Trash bins being tested for poison in UK nerve agent probe
LONDON (AP) — British police sent two garbage bins to a defense research laboratory Thursday for testing as they probed the nerve-agent poisoning that killed one British woman and sickened her partner.
London’s Metropolitan Police force said the trash cans were removed from behind shops in the city of Salisbury, 90 miles (145 kilometers) southwest of London. The move follows conversations between detectives and 45-year-old Charlie Rowley, who is recovering from the June poisoning. His partner Dawn Sturgess, 44, died on July 8, just over a week after the pair were exposed to the nerve agent Novichok.
British police think the couple accidently found and handled a bottle containing the military-grade nerve agent.
Rowley has told broadcaster ITV that Sturgess sprayed an oily liquid from the bottle on her wrists, thinking it was perfume, and collapsed minutes later. He said he got some of the substance on his hands but washed it off fairly quickly.
The same Soviet-developed toxin was used to attack former Russian spy Sergei Skripal and his daughter Yulia in Salisbury in March. They spent weeks hospitalized in critical condition and are now recovering in a secret location for their own protection.

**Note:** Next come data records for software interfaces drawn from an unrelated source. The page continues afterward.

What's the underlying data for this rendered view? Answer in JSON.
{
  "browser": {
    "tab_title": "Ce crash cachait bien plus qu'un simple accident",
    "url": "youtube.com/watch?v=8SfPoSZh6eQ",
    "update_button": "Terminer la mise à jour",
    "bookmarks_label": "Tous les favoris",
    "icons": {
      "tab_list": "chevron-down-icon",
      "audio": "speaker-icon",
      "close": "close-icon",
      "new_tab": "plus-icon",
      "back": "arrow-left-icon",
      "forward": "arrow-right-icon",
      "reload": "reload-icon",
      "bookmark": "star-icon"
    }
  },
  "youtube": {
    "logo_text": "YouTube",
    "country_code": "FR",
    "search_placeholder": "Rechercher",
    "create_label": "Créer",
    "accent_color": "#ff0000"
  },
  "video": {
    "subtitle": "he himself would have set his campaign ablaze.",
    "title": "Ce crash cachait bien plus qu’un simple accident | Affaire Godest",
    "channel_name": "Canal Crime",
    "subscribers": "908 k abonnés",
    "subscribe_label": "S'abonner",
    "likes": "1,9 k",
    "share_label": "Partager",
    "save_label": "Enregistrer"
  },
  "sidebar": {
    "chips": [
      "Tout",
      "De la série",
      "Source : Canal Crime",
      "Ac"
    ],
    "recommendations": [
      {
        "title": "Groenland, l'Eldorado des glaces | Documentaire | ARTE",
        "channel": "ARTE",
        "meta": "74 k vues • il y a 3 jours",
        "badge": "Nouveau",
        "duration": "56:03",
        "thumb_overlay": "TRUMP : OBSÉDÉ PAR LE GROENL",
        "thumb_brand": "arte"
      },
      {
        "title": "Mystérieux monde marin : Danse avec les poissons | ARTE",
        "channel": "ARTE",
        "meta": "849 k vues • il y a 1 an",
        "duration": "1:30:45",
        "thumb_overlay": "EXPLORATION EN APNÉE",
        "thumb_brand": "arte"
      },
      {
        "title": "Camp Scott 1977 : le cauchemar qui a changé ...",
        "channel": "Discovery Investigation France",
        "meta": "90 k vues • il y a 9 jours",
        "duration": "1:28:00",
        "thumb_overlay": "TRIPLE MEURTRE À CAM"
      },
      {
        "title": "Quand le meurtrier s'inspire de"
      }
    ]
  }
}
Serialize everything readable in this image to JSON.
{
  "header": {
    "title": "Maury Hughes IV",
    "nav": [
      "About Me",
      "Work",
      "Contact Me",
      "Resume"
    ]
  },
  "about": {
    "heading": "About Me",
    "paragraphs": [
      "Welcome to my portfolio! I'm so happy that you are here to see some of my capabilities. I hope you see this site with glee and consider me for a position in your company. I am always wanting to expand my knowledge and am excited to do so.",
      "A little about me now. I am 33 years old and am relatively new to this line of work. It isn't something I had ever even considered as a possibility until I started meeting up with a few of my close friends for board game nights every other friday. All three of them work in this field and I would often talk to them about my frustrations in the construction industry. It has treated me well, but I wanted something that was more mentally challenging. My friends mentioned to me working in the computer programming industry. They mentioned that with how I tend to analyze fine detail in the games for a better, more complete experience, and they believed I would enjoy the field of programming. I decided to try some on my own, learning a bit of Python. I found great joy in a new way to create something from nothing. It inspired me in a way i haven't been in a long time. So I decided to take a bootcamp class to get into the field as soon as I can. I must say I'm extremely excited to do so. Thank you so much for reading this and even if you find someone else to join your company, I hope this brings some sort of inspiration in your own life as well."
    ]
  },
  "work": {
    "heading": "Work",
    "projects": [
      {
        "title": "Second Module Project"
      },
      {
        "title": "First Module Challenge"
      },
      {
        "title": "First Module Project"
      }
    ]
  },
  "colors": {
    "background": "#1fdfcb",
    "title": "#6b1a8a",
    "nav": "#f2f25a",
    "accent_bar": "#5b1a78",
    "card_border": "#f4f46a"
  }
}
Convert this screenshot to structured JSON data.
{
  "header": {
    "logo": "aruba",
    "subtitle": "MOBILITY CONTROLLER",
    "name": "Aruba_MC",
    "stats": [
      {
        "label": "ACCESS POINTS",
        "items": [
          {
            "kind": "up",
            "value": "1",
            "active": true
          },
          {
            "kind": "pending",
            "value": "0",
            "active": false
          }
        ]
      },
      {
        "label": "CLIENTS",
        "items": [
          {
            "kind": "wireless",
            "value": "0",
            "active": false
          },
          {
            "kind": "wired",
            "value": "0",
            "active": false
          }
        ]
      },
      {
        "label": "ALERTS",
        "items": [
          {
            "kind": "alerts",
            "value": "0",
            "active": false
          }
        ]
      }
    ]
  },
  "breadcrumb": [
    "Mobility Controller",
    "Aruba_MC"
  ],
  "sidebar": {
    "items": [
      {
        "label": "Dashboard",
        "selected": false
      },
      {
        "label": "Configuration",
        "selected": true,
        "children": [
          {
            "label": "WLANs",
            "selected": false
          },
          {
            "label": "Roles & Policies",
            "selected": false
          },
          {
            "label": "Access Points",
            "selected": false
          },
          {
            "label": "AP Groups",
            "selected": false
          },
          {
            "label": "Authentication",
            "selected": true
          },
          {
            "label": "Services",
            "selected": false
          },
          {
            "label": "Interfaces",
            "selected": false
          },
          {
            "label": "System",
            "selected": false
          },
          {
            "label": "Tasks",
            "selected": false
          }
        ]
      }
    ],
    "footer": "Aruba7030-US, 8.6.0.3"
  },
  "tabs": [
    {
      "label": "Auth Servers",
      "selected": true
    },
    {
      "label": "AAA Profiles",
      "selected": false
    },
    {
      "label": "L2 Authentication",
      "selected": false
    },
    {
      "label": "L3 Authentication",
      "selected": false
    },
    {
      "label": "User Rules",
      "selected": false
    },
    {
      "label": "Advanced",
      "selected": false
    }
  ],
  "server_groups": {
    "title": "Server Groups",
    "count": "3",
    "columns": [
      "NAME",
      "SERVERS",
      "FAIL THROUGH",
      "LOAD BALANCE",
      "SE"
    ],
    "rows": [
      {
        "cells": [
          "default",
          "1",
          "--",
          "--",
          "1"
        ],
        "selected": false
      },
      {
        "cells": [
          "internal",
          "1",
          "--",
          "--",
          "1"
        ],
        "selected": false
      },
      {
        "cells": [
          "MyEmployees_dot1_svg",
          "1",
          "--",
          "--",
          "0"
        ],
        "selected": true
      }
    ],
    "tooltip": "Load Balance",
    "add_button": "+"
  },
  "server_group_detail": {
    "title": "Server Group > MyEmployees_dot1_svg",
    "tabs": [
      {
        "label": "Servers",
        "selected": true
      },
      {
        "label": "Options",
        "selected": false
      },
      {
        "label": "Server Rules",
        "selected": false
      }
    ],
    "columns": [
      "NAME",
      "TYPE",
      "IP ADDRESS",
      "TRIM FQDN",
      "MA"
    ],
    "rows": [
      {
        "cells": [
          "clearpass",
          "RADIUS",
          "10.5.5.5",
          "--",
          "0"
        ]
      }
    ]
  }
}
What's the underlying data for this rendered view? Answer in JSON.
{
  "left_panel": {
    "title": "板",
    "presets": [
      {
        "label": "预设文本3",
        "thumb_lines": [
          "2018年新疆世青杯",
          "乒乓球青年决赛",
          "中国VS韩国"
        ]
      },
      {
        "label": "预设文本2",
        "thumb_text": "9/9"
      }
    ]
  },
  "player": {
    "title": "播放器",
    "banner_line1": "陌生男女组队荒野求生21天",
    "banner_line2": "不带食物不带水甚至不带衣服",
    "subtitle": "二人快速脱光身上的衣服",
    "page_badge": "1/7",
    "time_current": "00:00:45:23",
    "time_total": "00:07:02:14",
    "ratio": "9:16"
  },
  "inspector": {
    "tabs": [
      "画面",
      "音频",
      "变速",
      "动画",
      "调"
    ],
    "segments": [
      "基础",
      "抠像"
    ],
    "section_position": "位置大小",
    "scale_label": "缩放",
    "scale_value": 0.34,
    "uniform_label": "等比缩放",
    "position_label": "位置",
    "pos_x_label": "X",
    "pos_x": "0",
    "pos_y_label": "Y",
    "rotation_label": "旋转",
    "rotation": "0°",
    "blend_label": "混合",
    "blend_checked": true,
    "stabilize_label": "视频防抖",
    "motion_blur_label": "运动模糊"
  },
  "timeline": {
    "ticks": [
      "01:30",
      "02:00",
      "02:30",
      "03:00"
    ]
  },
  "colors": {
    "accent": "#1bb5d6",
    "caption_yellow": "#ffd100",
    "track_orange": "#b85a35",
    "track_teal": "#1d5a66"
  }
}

Britain blames the Russian government for the attack on the Skripals, a claim Moscow denies. Their poisoning ignited a diplomatic confrontation in which hundreds of envoys were expelled by both Russia and Western nations.